There are multiple teacher strategies to control talking in the class. Each teacher has his or her own trick of the trade. Since there is no one way that works perfectly, then knowing several approaches to the problem helps create a peace-filled classroom.
The best course of action is to begin the year by setting the ground rules. Students, who know what to expect, what is wanted and what the consequences are, behave better.
Decide on a signal that lets students know that the level of chatter is too high. Some examples of signals are:
- shutting off the lights
- running a hand through wind chimes
- turning on or off music playing in the background
- tipping a rain stick from end to end
Allow students to use these signals when they become aware of the talking. This fosters leadership, as long as the same child is not the only one asking for the talking to stop.
Some other options that help keep talking to a minimum include:
- Changing students seats – sometimes separating to chatters is all that needs to be done
- Giving students extra work to do – crossword puzzles, Sudoko, books to read, etc.
- Circulating the room during quiet work – sometimes the presence of the teacher beside a talker will stop the disturbances before they happen
- Stop Talking – when the teacher stops talking, waiting for silence, students notice
- Quiet Game – allow students to talk for 3-5 minutes, once time is up, students work silently – teacher times the length of their quiet work (Since this is a game, have a prize that students receive after they complete several periods of quiet work.)
Note: Students often talk because they finish their work quickly or they are bored. Supply these students with a basket or area where they find extra credit work to complete. The result is a win/win solution.
Older students argue that they are not talking, when they obviously are. This makes the teacher wonder if they know how to communicate.
One way to stop students' "non-talking" is to give them a list of what "not talking" means. Lief Danielson, from the English Teacher, gives a list of that has a proven track record. He advises that once the teacher posts the list, if there is talking, have the student offenders write the list inside the cover of their notebooks. According to Danielson, most students only need to do this once.
Students often speak out, sometimes overriding others who are talking. This habit is as disruptive as an elementary classroom of chattering students.
To prevent this, set the stage before asking the class a question. For instance, make the statement that questions are about to be asked of the entire class. Tell the students that everyone's answers are important, only those who raise their hands without speaking will be called upon.
This simple strategy works well, especially with middle and high school students. Remember positive reinforcement is best. Tell students that if everyone complies with raising their hand, at the end of class there will be a reward such as an extra day to study for an exam.
If students continue to talk, taking away something that is a luxury is the best consequence. Removing a privilege, such as recess, works when not abused. Also, it is necessary to be consistent. If the consequence is no recess for 10 minutes, don't get soft hearted after 5 minutes and allow the student to go to recess.
Never humiliate a student.
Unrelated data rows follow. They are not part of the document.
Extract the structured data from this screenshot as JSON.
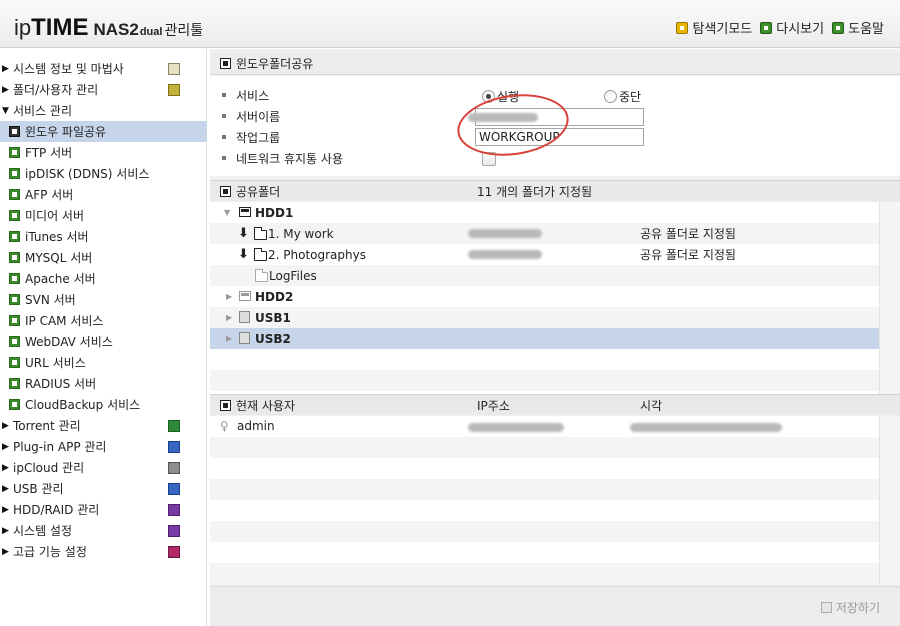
{
  "header": {
    "logo": {
      "ip": "ip",
      "time": "TIME",
      "model": "NAS2",
      "dual": "dual",
      "suffix": "관리툴"
    },
    "links": [
      {
        "label": "탐색기모드",
        "icon": "explorer-mode-icon"
      },
      {
        "label": "다시보기",
        "icon": "refresh-icon"
      },
      {
        "label": "도움말",
        "icon": "help-icon"
      }
    ]
  },
  "sidebar": {
    "items": [
      {
        "label": "시스템 정보 및 마법사",
        "type": "top",
        "arrow": "▶"
      },
      {
        "label": "폴더/사용자 관리",
        "type": "top",
        "arrow": "▶"
      },
      {
        "label": "서비스 관리",
        "type": "top",
        "arrow": "▼"
      },
      {
        "label": "윈도우 파일공유",
        "type": "sub",
        "selected": true
      },
      {
        "label": "FTP 서버",
        "type": "sub"
      },
      {
        "label": "ipDISK (DDNS) 서비스",
        "type": "sub"
      },
      {
        "label": "AFP 서버",
        "type": "sub"
      },
      {
        "label": "미디어 서버",
        "type": "sub"
      },
      {
        "label": "iTunes 서버",
        "type": "sub"
      },
      {
        "label": "MYSQL 서버",
        "type": "sub"
      },
      {
        "label": "Apache 서버",
        "type": "sub"
      },
      {
        "label": "SVN 서버",
        "type": "sub"
      },
      {
        "label": "IP CAM 서비스",
        "type": "sub"
      },
      {
        "label": "WebDAV 서비스",
        "type": "sub"
      },
      {
        "label": "URL 서비스",
        "type": "sub"
      },
      {
        "label": "RADIUS 서버",
        "type": "sub"
      },
      {
        "label": "CloudBackup 서비스",
        "type": "sub"
      },
      {
        "label": "Torrent 관리",
        "type": "top",
        "arrow": "▶"
      },
      {
        "label": "Plug-in APP 관리",
        "type": "top",
        "arrow": "▶"
      },
      {
        "label": "ipCloud 관리",
        "type": "top",
        "arrow": "▶"
      },
      {
        "label": "USB 관리",
        "type": "top",
        "arrow": "▶"
      },
      {
        "label": "HDD/RAID 관리",
        "type": "top",
        "arrow": "▶"
      },
      {
        "label": "시스템 설정",
        "type": "top",
        "arrow": "▶"
      },
      {
        "label": "고급 기능 설정",
        "type": "top",
        "arrow": "▶"
      }
    ]
  },
  "panel": {
    "title": "윈도우폴더공유",
    "settings": {
      "service_label": "서비스",
      "run_label": "실행",
      "stop_label": "중단",
      "service_value": "실행",
      "server_name_label": "서버이름",
      "server_name_value": "",
      "workgroup_label": "작업그룹",
      "workgroup_value": "WORKGROUP",
      "recycle_label": "네트워크 휴지통 사용",
      "recycle_checked": false
    }
  },
  "shared": {
    "header_label": "공유폴더",
    "count_text": "11 개의 폴더가 지정됨",
    "rows": [
      {
        "name": "HDD1",
        "status": ""
      },
      {
        "name": "1. My work",
        "status": "공유 폴더로 지정됨"
      },
      {
        "name": "2. Photographys",
        "status": "공유 폴더로 지정됨"
      },
      {
        "name": "LogFiles",
        "status": ""
      },
      {
        "name": "HDD2",
        "status": ""
      },
      {
        "name": "USB1",
        "status": ""
      },
      {
        "name": "USB2",
        "status": ""
      }
    ]
  },
  "users": {
    "col_user": "현재 사용자",
    "col_ip": "IP주소",
    "col_time": "시각",
    "rows": [
      {
        "name": "admin"
      }
    ]
  },
  "footer": {
    "save_label": "저장하기"
  }
}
This only creates future difficulties as well as causes the student emotional trauma.
Positive reinforcement is best, so rewarding students for remaining quiet during quiet time has a more positive effect on the class, especially if the reward is something the students really look forward to, such as extra recess or an ice cream party. For older students, reward them with extra time to do an assignment or passes for extra computer time or library time.
If there is a student who disrupts the class with talking on a continual basis, and all other teacher strategies to control talking in class have failed, then calling their parents is in order. Parents are often hostile when told their child is a problem, so approaching the issue by first telling them something positive about their child creates a more positive platform for discussion. For instance, begin with a statement like, "Jeremy is doing great work in science. I enjoy his ability to apply himself to a task during our science units. However, Jeremy is a talker." This is much gentler than, "Jeremy disturbs the class with his talking. I want it stopped."
- Some content is from author's experience.
- Inspiring Teachers: Tips, 2011 – https://www.inspiringteachers.com/classroom_resources/tips/classroom_management_and_discipline/student_talking.html
- The English Teacher: Stop Excessive Talking – https://teacher2b.com/strategies/stoptalk.htm
- Classroom Management 101:Students Talking Out of Turn, L. McIntye, 2007 – https://www.classroommanagement101.com/blog/students-talking-out-of-turn-and-how-to-stop-it
- State College of Florida: College Classroom Management Strategies, 2010 – https://www.scf.edu/Academics/ArtsLetSocBehSci/LanguageLiterature/FacultyHandbook/FacultySuccessResources/StudentEngagement/TeachingTools/ClassroomManagement.asp